Providing an overview of good practices and strategies, this practical document explores a range of key mercury management issues encompassing environmental controls, worker health and safety, process safety, product safety, waste management, and product stewardship.
This toolbox enables oil and gas companies to create, implement and raise awareness of Community Grievance Mechanisms (CGMs). Wherever oil and gas companies do business, engaging with affected communities and responding to their concerns is essential to operating successfully whilst ensuring respect for human rights. Processes that allow concerns to be raised and remedied—also known CGMs—are an important method of achieving this aim. The IPIECA CGM toolbox is based on the operational experiences of IPIECA member companies and is relevant for both companies who have existing CGM processes and those seeking to establish a CGM. More broadly, this toolbox encourages the implementation of the Access to Remedy pillar outlined in the United Nations Guiding Principles on Business and Human Rights.
In the event of a major incident, neighbouring companies may be asked to provide responders, oil spill response equipment and associated materials, either individually or as part of a mutual aid programme. In general, mutual aid plans are written to encompass the possibility that responders can move freely from unaffected to affected member companies in times of crisis management. Properly designed and executed, the arrangements should, at a minimum, provide assistance to the receiving company without compromising the protection of the individual or the donating company. It is accepted that arrangements will vary from country to country and region to region, and that local cultural factors will play a part in the exact arrangements that are put in place, however it is considered valuable to have a set of templates and guidelines that could be used to develop local arrangements and agreements. With the assistance of law firm CMS Cameron McKenna, and under the supervision of the OGP Legal Committee, a generic template on responder indemnification has been developed along with a template “Emergency Personnel Secondment Agreement” to assist in the drafting of local agreements.

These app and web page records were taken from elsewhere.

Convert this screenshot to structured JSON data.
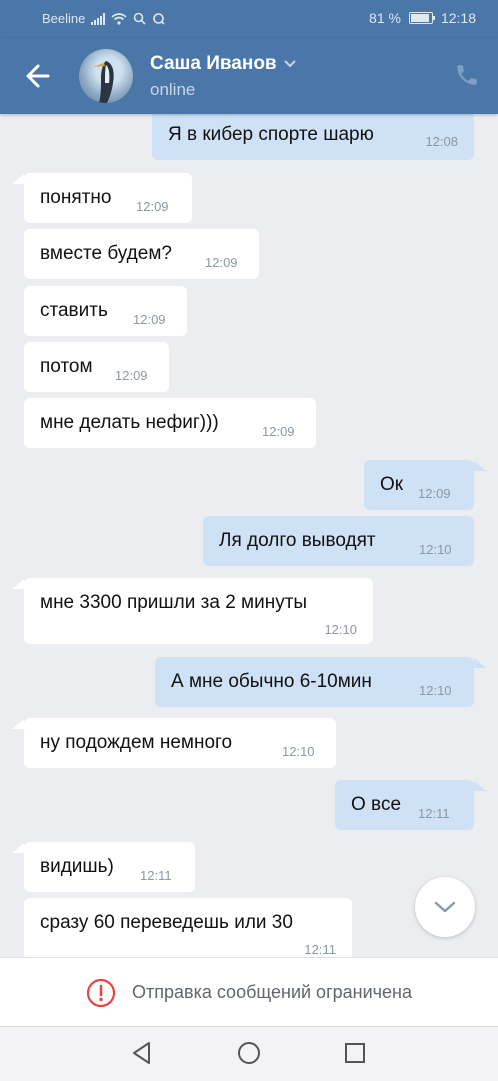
{
  "status_bar": {
    "carrier": "Beeline",
    "battery": "81 %",
    "battery_level": 0.81,
    "time": "12:18"
  },
  "header": {
    "contact_name": "Саша Иванов",
    "status": "online"
  },
  "messages": [
    {
      "text": "Я в кибер спорте шарю",
      "time": "12:08",
      "side": "out"
    },
    {
      "text": "понятно",
      "time": "12:09",
      "side": "in"
    },
    {
      "text": "вместе будем?",
      "time": "12:09",
      "side": "in"
    },
    {
      "text": "ставить",
      "time": "12:09",
      "side": "in"
    },
    {
      "text": "потом",
      "time": "12:09",
      "side": "in"
    },
    {
      "text": "мне делать нефиг)))",
      "time": "12:09",
      "side": "in"
    },
    {
      "text": "Ок",
      "time": "12:09",
      "side": "out"
    },
    {
      "text": "Ля долго выводят",
      "time": "12:10",
      "side": "out"
    },
    {
      "text": "мне 3300 пришли за 2 минуты",
      "time": "12:10",
      "side": "in"
    },
    {
      "text": "А мне обычно 6-10мин",
      "time": "12:10",
      "side": "out"
    },
    {
      "text": "ну подождем немного",
      "time": "12:10",
      "side": "in"
    },
    {
      "text": "О все",
      "time": "12:11",
      "side": "out"
    },
    {
      "text": "видишь)",
      "time": "12:11",
      "side": "in"
    },
    {
      "text": "сразу 60 переведешь или 30",
      "time": "12:11",
      "side": "in"
    }
  ],
  "restriction_notice": "Отправка сообщений ограничена",
  "colors": {
    "header": "#4a76a8",
    "outgoing_bubble": "#cfe1f5",
    "incoming_bubble": "#ffffff",
    "background": "#ebedf0",
    "alert": "#e64646"
  }
}
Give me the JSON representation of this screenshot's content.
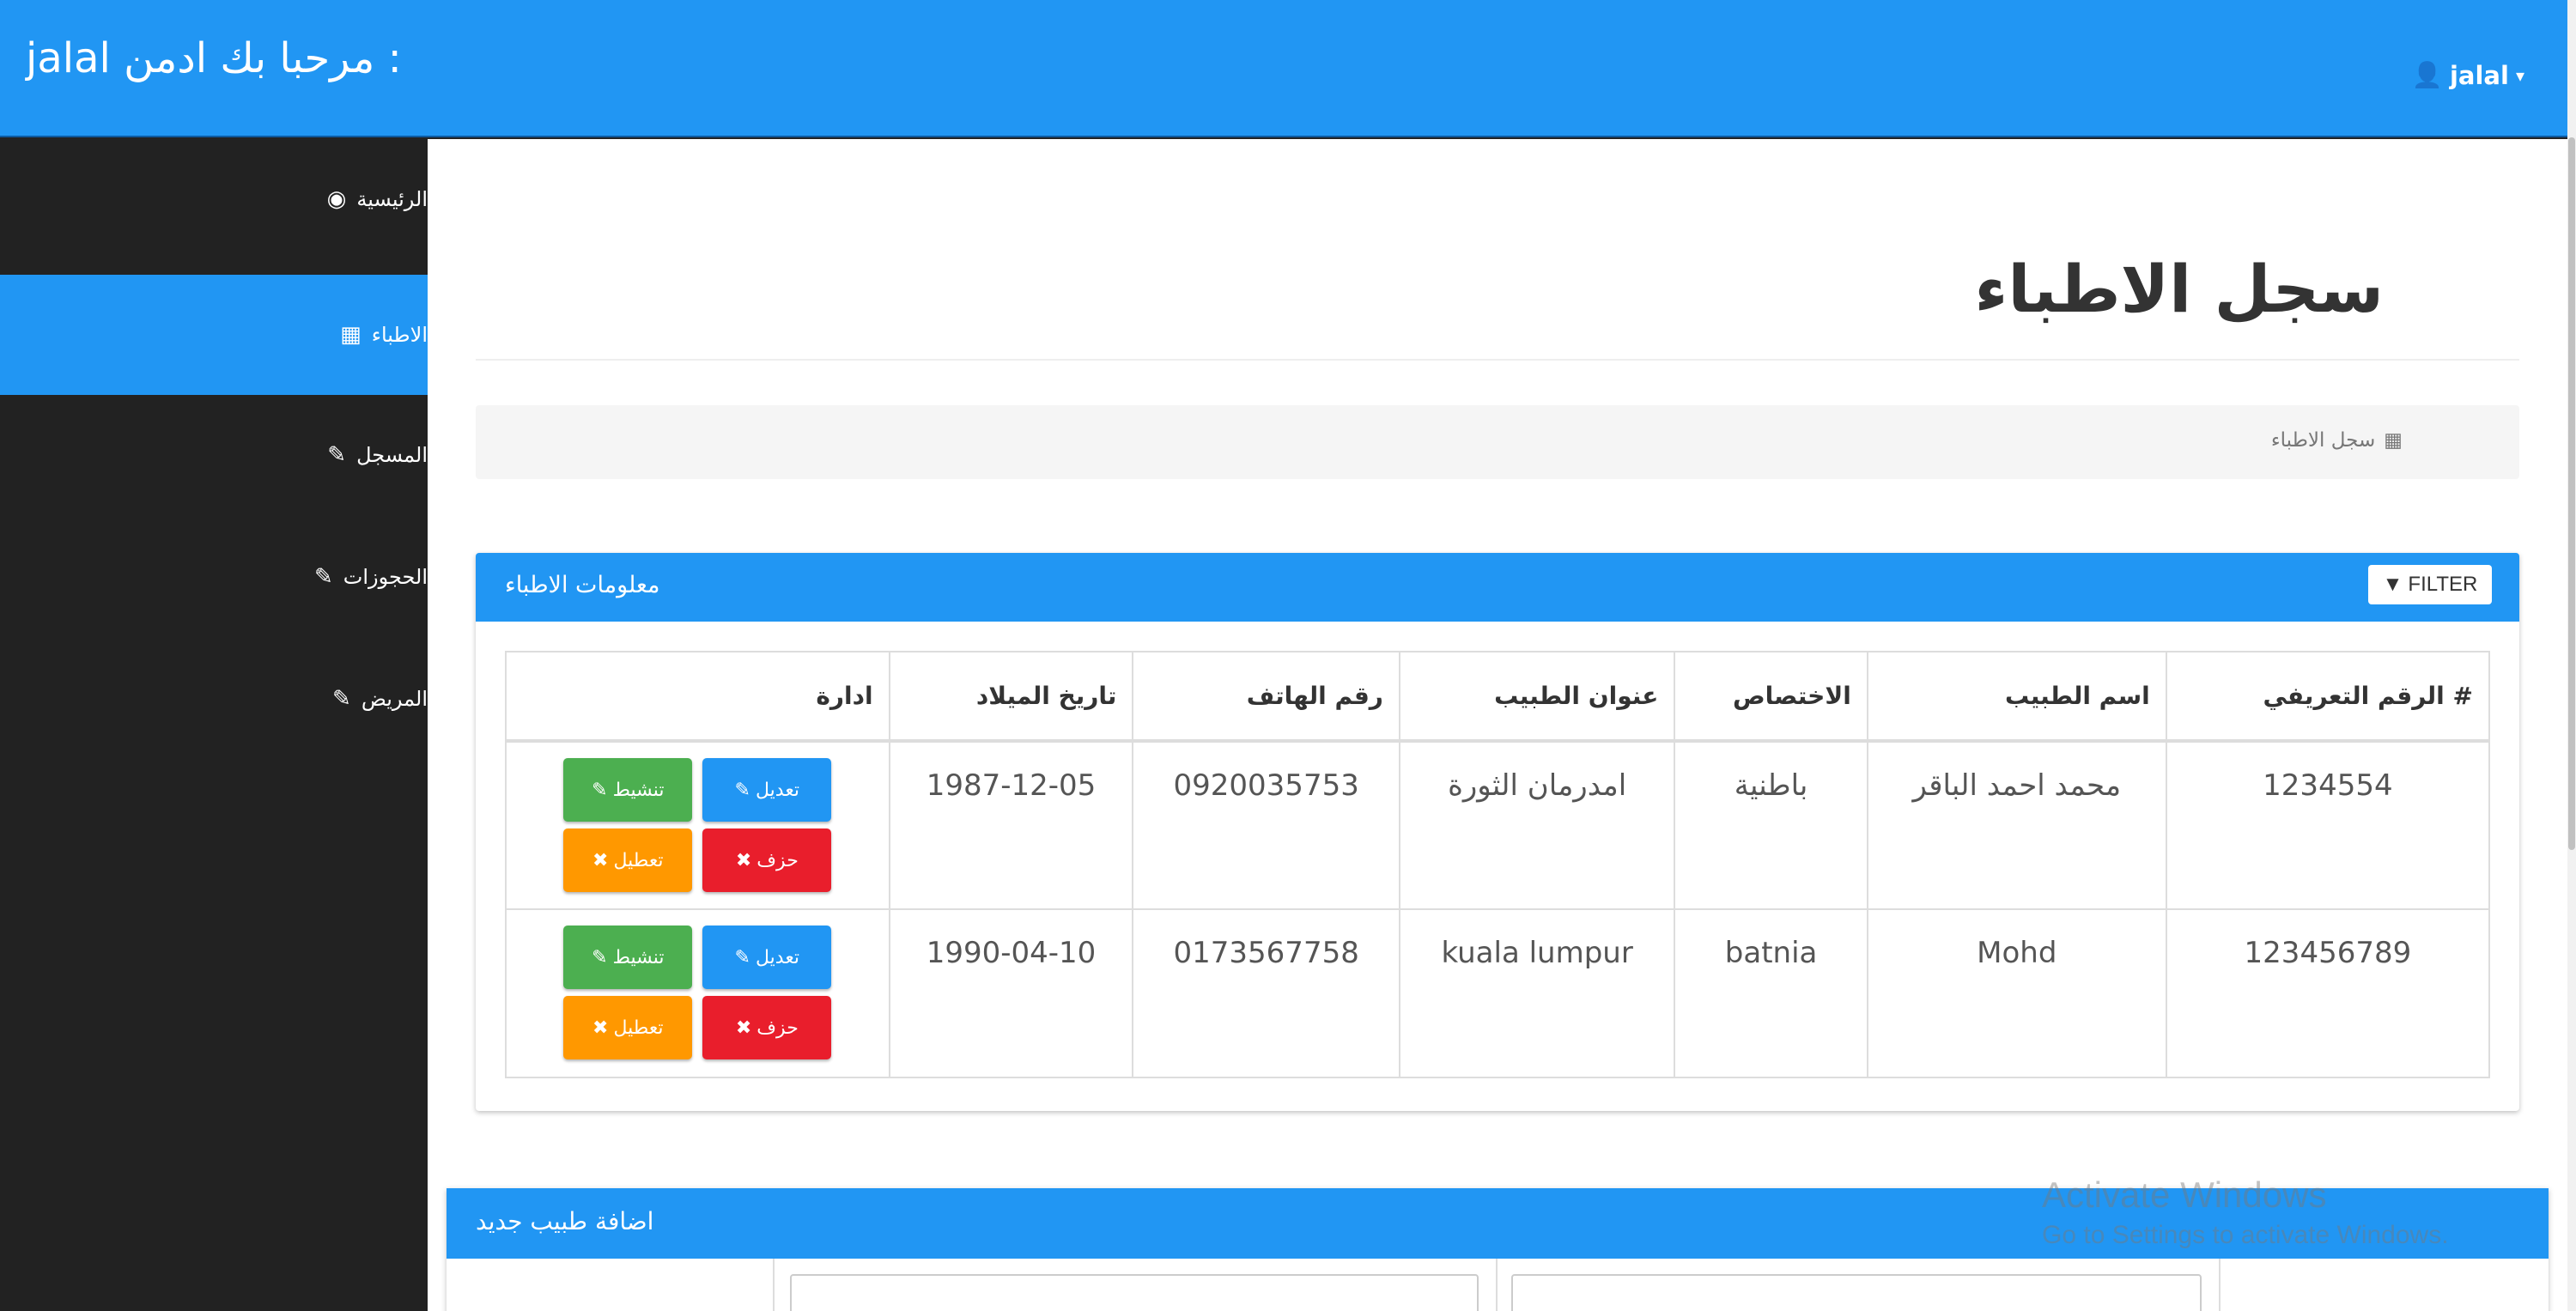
{
  "header": {
    "brand_user": "jalal",
    "brand_greeting": "مرحبا بك ادمن :",
    "user_menu": "jalal"
  },
  "sidebar": {
    "items": [
      {
        "label": "الرئيسية",
        "icon": "dashboard-icon"
      },
      {
        "label": "الاطباء",
        "icon": "table-icon",
        "active": true
      },
      {
        "label": "المسجل",
        "icon": "edit-icon"
      },
      {
        "label": "الحجوزات",
        "icon": "edit-icon"
      },
      {
        "label": "المريض",
        "icon": "edit-icon"
      }
    ]
  },
  "page": {
    "title": "سجل الاطباء",
    "breadcrumb": "سجل الاطباء"
  },
  "doctors_panel": {
    "title": "معلومات الاطباء",
    "filter_label": "FILTER",
    "columns": [
      "# الرقم التعريفي",
      "اسم الطبيب",
      "الاختصاص",
      "عنوان الطبيب",
      "رقم الهاتف",
      "تاريخ الميلاد",
      "ادارة"
    ],
    "rows": [
      {
        "id": "1234554",
        "name": "محمد احمد الباقر",
        "specialty": "باطنية",
        "address": "امدرمان الثورة",
        "phone": "0920035753",
        "dob": "1987-12-05"
      },
      {
        "id": "123456789",
        "name": "Mohd",
        "specialty": "batnia",
        "address": "kuala lumpur",
        "phone": "0173567758",
        "dob": "1990-04-10"
      }
    ],
    "actions": {
      "edit": "تعديل",
      "activate": "تنشيط",
      "delete": "حزف",
      "disable": "تعطيل"
    }
  },
  "add_panel": {
    "title": "اضافة طبيب جديد"
  },
  "watermark": {
    "line1": "Activate Windows",
    "line2": "Go to Settings to activate Windows."
  },
  "colors": {
    "primary": "#2196f3",
    "sidebar": "#222222",
    "success": "#4caf50",
    "danger": "#e91e2c",
    "warning": "#ff9800"
  }
}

This report provides an assessment of satellite surveillance for oil spill response and focuses on identifying capabilities and gaps associated with surveillance monitoring from satellites. The report focuses on the surveillance capabilities of satellites, considering both the intrinsic capabilities and the practical and operational capabilities of sensors and relevant platforms for oil spill response. This report is linked to many of the recommendations from the API in their assessment of remote sensing for oil spill response. The API report provides recommendations in terms of how remote sensing is integrated into the overall OSR activity; how to involve remote sensing using a 5 step process in terms of teaming, key individual roles and links to specific applications within OSR, and how to select the most appropriate remote sensing technologies and platforms via an assessment of their strengths and weaknesses. This report does not address issues related to teaming and application to the broader OSR activity; instead, it focuses on some of the practical issues associated with satellite data availability. There is some overlap between the two reports in terms of providing information on intrinsic sensor capabilities, but the results of the two assessments are consistent. This report is therefore complementary to the API report on Remote Sensing in Support of Oil Spill Response.